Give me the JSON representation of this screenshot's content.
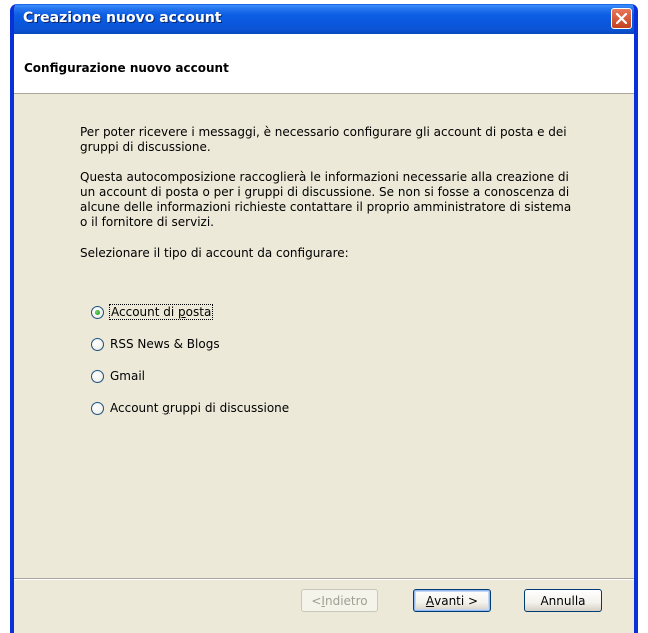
{
  "window": {
    "title": "Creazione nuovo account"
  },
  "header": {
    "title": "Configurazione nuovo account"
  },
  "content": {
    "paragraph1": "Per poter ricevere i messaggi, è necessario configurare gli account di posta e dei gruppi di discussione.",
    "paragraph2": "Questa autocomposizione raccoglierà le informazioni necessarie alla creazione di un account di posta o per i gruppi di discussione. Se non si fosse a conoscenza di alcune delle informazioni richieste contattare il proprio amministratore di sistema o il fornitore di servizi.",
    "paragraph3": "Selezionare il tipo di account da configurare:"
  },
  "options": [
    {
      "label_pre": "Account di ",
      "label_u": "p",
      "label_post": "osta",
      "selected": true
    },
    {
      "label_pre": "RSS News & Blogs",
      "label_u": "",
      "label_post": "",
      "selected": false
    },
    {
      "label_pre": "Gmail",
      "label_u": "",
      "label_post": "",
      "selected": false
    },
    {
      "label_pre": "Account ",
      "label_u": "g",
      "label_post": "ruppi di discussione",
      "selected": false
    }
  ],
  "buttons": {
    "back": {
      "pre": "< ",
      "u": "I",
      "post": "ndietro",
      "enabled": false
    },
    "next": {
      "pre": "",
      "u": "A",
      "post": "vanti >",
      "enabled": true
    },
    "cancel": {
      "label": "Annulla",
      "enabled": true
    }
  },
  "colors": {
    "titlebar": "#0a58de",
    "dialog_bg": "#ece9d8",
    "radio_selected": "#21a121",
    "close_button": "#d65b3a"
  }
}
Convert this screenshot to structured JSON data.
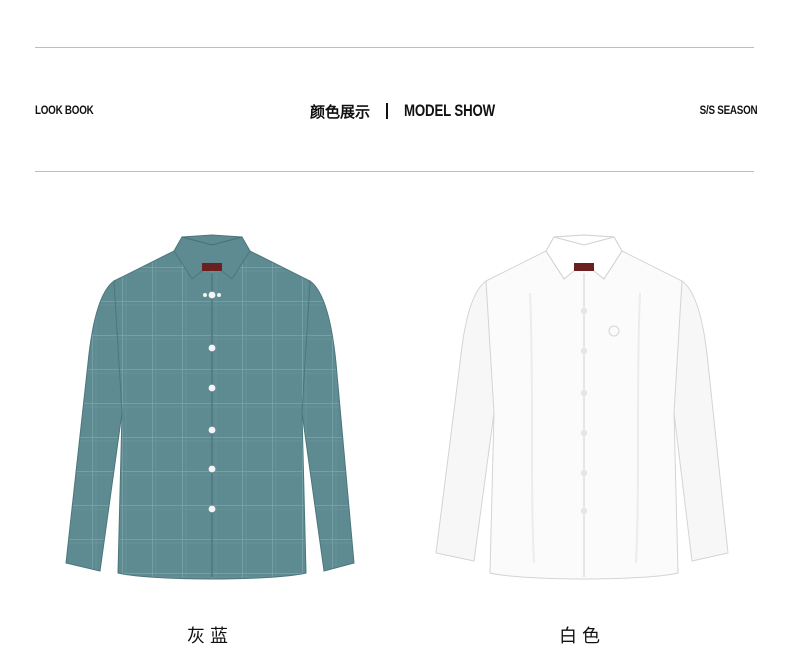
{
  "header": {
    "left_label": "LOOK BOOK",
    "center_cn": "颜色展示",
    "center_en": "MODEL SHOW",
    "right_label": "S/S SEASON"
  },
  "products": [
    {
      "caption": "灰蓝",
      "color": "#5d8b91",
      "image": "blue-grey-check-shirt"
    },
    {
      "caption": "白色",
      "color": "#f4f4f4",
      "image": "white-shirt"
    }
  ]
}
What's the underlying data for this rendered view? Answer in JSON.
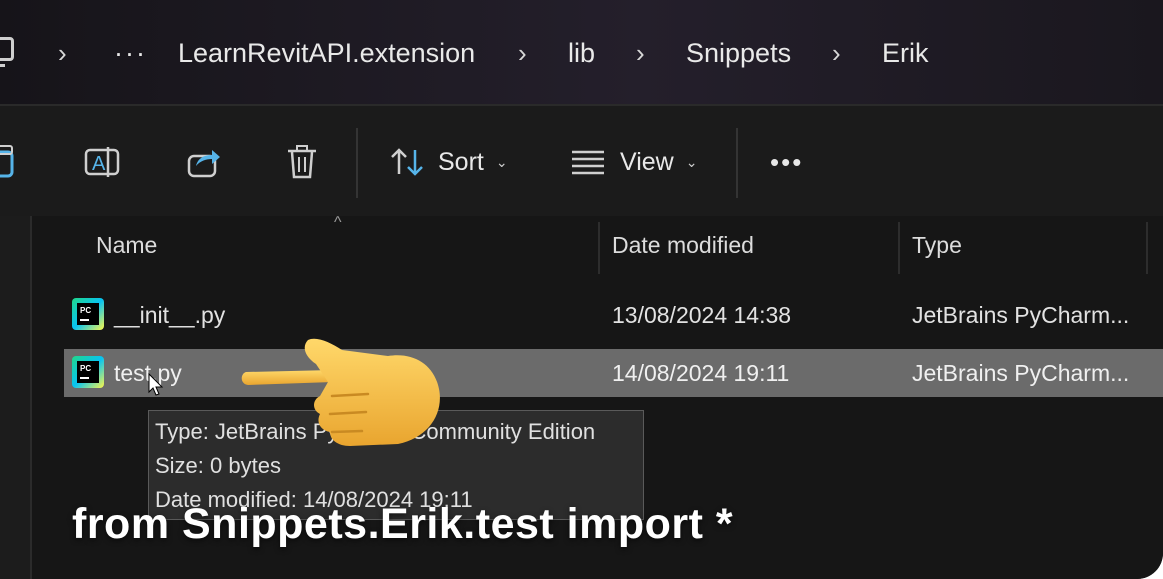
{
  "breadcrumb": {
    "more": "···",
    "items": [
      "LearnRevitAPI.extension",
      "lib",
      "Snippets",
      "Erik"
    ]
  },
  "toolbar": {
    "sort_label": "Sort",
    "view_label": "View",
    "more": "•••"
  },
  "columns": {
    "name": "Name",
    "date": "Date modified",
    "type": "Type"
  },
  "files": [
    {
      "name": "__init__.py",
      "date": "13/08/2024 14:38",
      "type": "JetBrains PyCharm..."
    },
    {
      "name": "test.py",
      "date": "14/08/2024 19:11",
      "type": "JetBrains PyCharm..."
    }
  ],
  "tooltip": {
    "type_line": "Type: JetBrains PyCharm Community Edition",
    "size_line": "Size: 0 bytes",
    "date_line": "Date modified: 14/08/2024 19:11"
  },
  "caption": "from Snippets.Erik.test import *",
  "colors": {
    "selection": "#6b6b6b",
    "background": "#161616",
    "hand": "#f6c34a"
  }
}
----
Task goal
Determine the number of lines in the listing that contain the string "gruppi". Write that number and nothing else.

Exercise output
2